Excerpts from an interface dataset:
*** Block opens ***

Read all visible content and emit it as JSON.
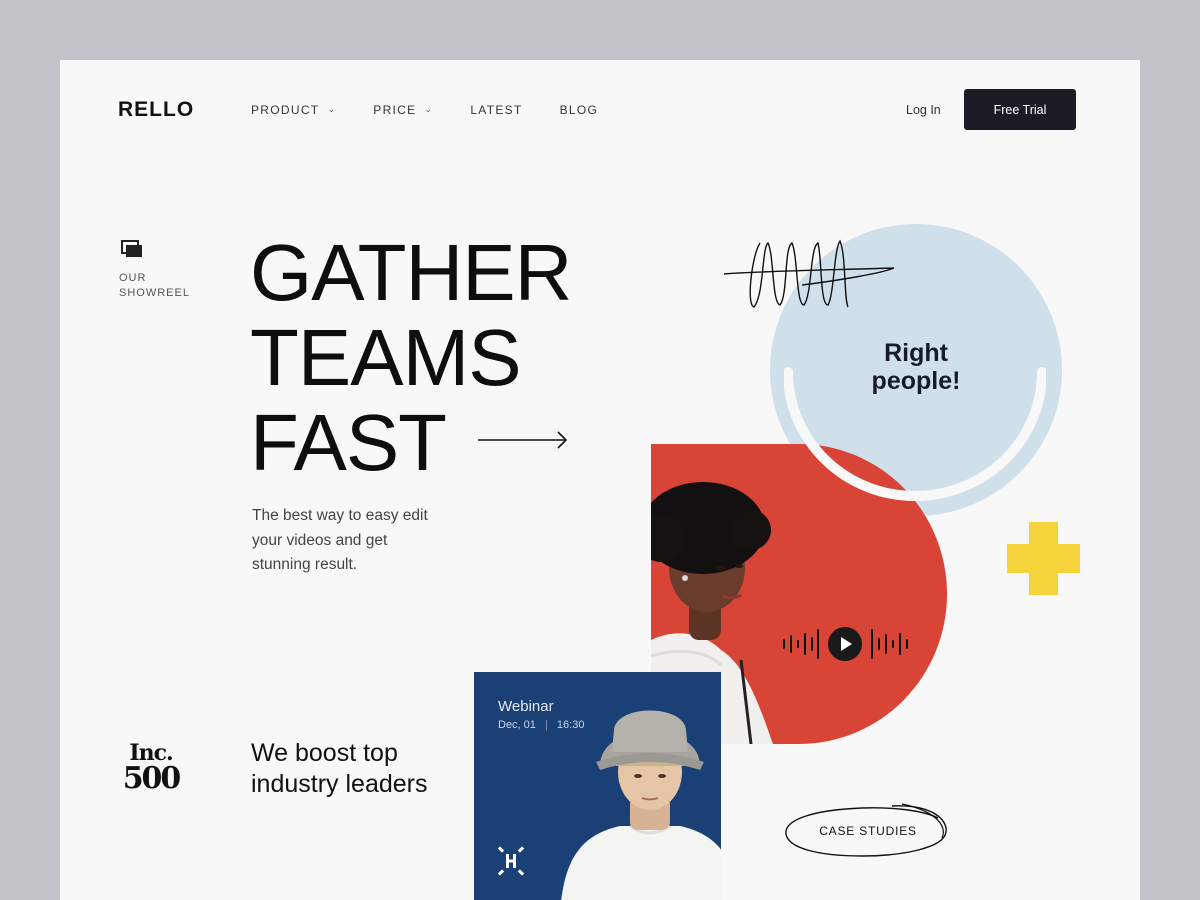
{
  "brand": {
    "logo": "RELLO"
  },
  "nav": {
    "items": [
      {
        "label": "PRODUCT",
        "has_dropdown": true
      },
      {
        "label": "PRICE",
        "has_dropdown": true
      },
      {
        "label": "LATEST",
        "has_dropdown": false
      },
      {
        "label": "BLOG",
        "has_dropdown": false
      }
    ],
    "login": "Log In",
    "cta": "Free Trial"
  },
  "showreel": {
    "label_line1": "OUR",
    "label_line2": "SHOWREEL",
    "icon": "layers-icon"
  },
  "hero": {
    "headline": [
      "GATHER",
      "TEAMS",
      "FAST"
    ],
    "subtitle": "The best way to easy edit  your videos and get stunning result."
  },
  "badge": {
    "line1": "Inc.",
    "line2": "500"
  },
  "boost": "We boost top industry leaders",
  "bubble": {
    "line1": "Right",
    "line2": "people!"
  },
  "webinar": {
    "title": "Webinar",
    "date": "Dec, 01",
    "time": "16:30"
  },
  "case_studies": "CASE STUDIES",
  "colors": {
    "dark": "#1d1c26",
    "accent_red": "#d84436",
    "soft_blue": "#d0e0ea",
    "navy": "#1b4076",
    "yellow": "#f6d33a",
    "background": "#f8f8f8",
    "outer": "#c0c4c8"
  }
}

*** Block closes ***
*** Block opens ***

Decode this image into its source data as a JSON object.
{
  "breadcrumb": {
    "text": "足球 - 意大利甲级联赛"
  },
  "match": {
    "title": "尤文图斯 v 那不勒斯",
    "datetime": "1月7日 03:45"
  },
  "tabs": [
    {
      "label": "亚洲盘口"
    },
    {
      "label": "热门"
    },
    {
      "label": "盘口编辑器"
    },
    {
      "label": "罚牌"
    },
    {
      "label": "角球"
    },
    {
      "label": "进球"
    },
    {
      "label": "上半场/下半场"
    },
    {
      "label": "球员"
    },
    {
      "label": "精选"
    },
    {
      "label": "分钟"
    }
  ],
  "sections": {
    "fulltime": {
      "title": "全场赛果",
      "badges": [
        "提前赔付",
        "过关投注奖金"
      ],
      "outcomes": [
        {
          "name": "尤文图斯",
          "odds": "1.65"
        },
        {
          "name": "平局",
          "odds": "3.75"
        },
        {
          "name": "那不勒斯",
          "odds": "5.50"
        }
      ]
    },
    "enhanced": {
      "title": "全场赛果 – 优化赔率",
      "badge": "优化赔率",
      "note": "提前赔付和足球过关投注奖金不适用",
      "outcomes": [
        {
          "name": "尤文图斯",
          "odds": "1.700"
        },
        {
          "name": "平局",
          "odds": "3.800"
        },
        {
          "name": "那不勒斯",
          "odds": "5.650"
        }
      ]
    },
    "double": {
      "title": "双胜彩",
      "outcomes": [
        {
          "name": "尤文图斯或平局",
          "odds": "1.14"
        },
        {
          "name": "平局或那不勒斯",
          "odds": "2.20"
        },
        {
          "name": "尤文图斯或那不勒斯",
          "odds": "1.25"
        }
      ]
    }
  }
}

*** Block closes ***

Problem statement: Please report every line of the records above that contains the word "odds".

Output for this exercise:
          "odds": "1.65"
          "odds": "3.75"
          "odds": "5.50"
          "odds": "1.700"
          "odds": "3.800"
          "odds": "5.650"
          "odds": "1.14"
          "odds": "2.20"
          "odds": "1.25"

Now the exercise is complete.